• [WORK INSTRUCTIONS]:
Filter this listing down to the lines that contain the word "Tracking", and copy them.

Content starts

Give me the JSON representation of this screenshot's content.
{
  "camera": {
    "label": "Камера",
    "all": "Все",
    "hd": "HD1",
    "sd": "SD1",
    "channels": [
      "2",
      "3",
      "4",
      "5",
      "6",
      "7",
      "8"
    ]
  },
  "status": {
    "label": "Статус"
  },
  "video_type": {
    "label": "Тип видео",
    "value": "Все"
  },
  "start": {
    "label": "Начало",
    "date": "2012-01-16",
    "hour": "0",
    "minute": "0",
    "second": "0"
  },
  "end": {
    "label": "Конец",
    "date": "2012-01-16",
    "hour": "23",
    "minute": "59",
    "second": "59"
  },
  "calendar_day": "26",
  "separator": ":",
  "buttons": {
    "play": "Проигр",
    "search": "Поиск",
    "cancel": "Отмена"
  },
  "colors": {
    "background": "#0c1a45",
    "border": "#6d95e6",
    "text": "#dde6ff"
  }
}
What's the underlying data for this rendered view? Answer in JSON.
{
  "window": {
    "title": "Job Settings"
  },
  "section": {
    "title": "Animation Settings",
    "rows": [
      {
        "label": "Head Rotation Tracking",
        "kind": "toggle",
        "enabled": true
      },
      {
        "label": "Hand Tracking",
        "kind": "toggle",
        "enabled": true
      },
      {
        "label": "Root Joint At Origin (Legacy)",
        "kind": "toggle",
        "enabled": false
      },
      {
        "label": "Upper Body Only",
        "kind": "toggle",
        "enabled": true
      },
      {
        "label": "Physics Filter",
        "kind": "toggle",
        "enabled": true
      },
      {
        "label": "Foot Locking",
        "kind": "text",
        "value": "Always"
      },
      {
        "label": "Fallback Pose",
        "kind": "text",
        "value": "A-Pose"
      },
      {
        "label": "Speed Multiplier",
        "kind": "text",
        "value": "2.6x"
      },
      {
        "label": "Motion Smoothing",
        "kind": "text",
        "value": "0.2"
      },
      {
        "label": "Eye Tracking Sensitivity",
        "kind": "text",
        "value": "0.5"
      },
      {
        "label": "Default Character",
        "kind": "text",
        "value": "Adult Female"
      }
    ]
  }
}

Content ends

• [SOLUTION TO THE EXERCISE]:
        "label": "Head Rotation Tracking",
        "label": "Hand Tracking",
        "label": "Eye Tracking Sensitivity",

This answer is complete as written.